I’ve written about dynamic sampling in the past, but here’s a little wrinkle that’s easy to miss. How do you get the optimizer to work out the correct cardinality for a query like (the table creation statement follows the query):
select count(*) from t1 where n1 = n2 ; create table t1 as with generator as ( select --+ materialize rownum id from dual connect by level <= 1e4 ) select mod(rownum, 1000) n1, mod(rownum, 1000) n2 from generator v1, generator v2 where rownum <= 1e6 ;
If you’re running 11g and can changed the code there are a couple of easy options – adding a virtual column, or applying extended stats and then modifying the SQL accordingly would be appropriate.
Some time ago – actually a few years ago – I wrote a note about the hint /*+ gather_plan_statistics */ making some informal comments about the implementation and relevant hidden parameters. I’ve recently discovered a couple of notes from Alexander Anokhin describing the feature in far more detail and describing some of the misleading side effects of the implementaiton. There are two parts (so far): part 1 and part 2.
Reading Data Sheets
If you are in a position of influence affecting technology adoption in your enterprise you likely spend a lot of time reading data sheets from vendors. This is just a quick blog entry about something I simply haven’t taken the time to cover even though the topic at hand has always be a “problem.” Well, at least since the release of the Oracle Exadata Database Machine X2-8.
We’ve had a couple of short lived, but very inconvenient I/O latency issues recently. I’ve been using the awesome Latency Heat Map Visualization by Luca Canali as one of the tools to investigate this.
I’m guessing this isn’t the type of I/O latency heat map most people would want to see from a production system.
How do you want to start the day? I’m guessing it’s not to be called out to the front of the room by a speaker and used as a guinea pig, while they ask you trick questions to make you look stupid. Tom Kyte, you will pay. Oh yes! You will pay!!!
The sessions I attended on day 2 were:
So Day 1 (part 2) didn’t go to plan because I forgot to take my camera or my phone to the party.
Suffice to say, lots of food, lots of drink (for those that do) and most importantly lots of dancing.
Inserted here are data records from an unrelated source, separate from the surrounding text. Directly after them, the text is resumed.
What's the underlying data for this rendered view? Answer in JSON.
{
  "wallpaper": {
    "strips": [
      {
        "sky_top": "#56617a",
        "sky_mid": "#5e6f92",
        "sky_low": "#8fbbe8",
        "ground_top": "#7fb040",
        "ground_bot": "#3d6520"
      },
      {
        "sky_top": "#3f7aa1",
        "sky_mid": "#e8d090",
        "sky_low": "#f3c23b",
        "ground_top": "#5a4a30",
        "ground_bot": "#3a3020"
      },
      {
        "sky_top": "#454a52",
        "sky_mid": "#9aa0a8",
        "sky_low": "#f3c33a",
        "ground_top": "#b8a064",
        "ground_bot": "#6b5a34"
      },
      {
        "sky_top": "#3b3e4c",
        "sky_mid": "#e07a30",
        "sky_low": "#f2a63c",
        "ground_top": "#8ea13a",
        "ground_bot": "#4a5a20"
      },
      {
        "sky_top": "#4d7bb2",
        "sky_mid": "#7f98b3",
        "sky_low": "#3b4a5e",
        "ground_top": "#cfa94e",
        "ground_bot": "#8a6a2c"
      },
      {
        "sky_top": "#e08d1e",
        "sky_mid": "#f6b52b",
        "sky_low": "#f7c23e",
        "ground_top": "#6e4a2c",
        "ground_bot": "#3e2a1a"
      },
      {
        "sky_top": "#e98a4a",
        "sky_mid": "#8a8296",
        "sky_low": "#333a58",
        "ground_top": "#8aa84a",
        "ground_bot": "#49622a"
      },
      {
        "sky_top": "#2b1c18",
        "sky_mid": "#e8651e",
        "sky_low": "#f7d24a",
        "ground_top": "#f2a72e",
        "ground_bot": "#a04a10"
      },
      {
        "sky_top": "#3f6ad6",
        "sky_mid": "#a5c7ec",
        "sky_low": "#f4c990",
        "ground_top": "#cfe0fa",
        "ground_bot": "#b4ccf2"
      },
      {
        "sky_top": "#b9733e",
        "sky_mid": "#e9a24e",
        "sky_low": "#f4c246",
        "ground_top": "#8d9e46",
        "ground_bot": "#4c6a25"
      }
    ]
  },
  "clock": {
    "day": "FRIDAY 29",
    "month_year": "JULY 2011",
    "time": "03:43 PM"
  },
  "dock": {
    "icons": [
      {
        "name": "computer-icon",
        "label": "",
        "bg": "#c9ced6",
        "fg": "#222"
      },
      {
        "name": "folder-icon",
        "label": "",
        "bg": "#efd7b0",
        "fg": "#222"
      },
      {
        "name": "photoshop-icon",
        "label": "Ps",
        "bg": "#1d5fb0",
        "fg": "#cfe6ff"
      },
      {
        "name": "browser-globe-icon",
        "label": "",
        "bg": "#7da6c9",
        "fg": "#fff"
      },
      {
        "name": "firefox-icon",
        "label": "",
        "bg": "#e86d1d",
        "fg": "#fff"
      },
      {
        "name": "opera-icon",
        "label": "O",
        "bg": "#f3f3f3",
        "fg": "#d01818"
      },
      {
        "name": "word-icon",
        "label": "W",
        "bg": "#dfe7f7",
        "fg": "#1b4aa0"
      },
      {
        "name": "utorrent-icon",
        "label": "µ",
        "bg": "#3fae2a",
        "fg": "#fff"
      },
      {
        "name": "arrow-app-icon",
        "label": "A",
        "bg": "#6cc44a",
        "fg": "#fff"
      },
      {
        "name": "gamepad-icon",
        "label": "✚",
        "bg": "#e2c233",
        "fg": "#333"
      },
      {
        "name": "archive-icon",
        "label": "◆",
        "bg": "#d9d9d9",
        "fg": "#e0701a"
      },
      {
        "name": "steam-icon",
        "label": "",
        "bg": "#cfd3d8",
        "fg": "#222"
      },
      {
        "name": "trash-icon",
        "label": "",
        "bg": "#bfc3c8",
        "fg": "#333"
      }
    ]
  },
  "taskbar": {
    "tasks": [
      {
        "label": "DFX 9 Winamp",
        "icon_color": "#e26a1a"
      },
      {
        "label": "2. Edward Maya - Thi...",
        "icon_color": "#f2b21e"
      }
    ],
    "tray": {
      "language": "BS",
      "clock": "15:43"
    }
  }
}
Yes, I once again murdered the traditional dances of Bulgaria, but it’s the takling part that counts right?
I had good intentions of leaving early, but I ended up chatting about Oracle until about 02:00. Day 2 is going to be tough…
Last night we all got together to eat some food and chat. Julian Dontcheff is practically a savant where Bulgarian Poetry, World Cup match results and random Oracle facts are concerned. Although Christian Antognini was pretty impressive on the random Oracle facts too.
I didn’t have any presentations today, so I got to sit and watch. I’ve done loads of typing, mostly of syntax for 12c features, but it’s not really stuff that is worth posting, because I have no way to validate it out, so I’m just going to keep it as a reminder for when I get hold of 12c and can try it out.
The sessions I went to included:
Thanks to everyone that submitted abstracts for our upcoming E4 conference. Unfortunately, there were more quality submissions than we had room for. Maybe next year we should expand the event to 3 days. :) But in the meantime, we have assembled what I believe is an excellent line up of speakers. I’ll just mention a few highlights here:
Tom Kyte will be doing the keynote. Enough said!
Maria Colgan and Roger MacNicol will be doing a 3 hour combined session on smart scans. Maria will attack the topic from the top down (optimizer) point of view (since she is the product manager for the optimizer) and Roger will be attacking it from the bottom up (since he is the lead developer for the smart scan code). This should be an awesome session and Tanel Poder has already said he was going to line up the night before.
It’s stupid o’clock in the morning and I’m waiting for my taxi to arrive. Considering how close Bulgaria is, it takes me a very long time to get there.
I am a mix of excited and nervous. This is my first conference this year, so all the usual insecurities are in full effect, from fear of flying to the constant nagging thoughts that perhaps I don’t know anything about Oracle and maybe I shouldn’t be on stage acting like I do.
I’m sure it will go OK and it will be nice to meet up with the gang again.
Dominic Brooks published a note recently about some very nasty SQL – originally thinking that it was displaying a run-time problem due to the extreme number of copies of the lnnvl() function the optimizer had produced. In fact it turned out to be a parse-time problem rather than a run-time problem, but when I first read Dominic’s note I was sufficiently surprised that I decided to try modelling the query.
Unfortunately the query had more than 1,000 predicates, (OR’ed together) and some of them included in-lists. Clearly, writing this up by hand wasn’t going to be a good idea, so I wrote a script to generate both the data, and the query, as follows – first a table to query: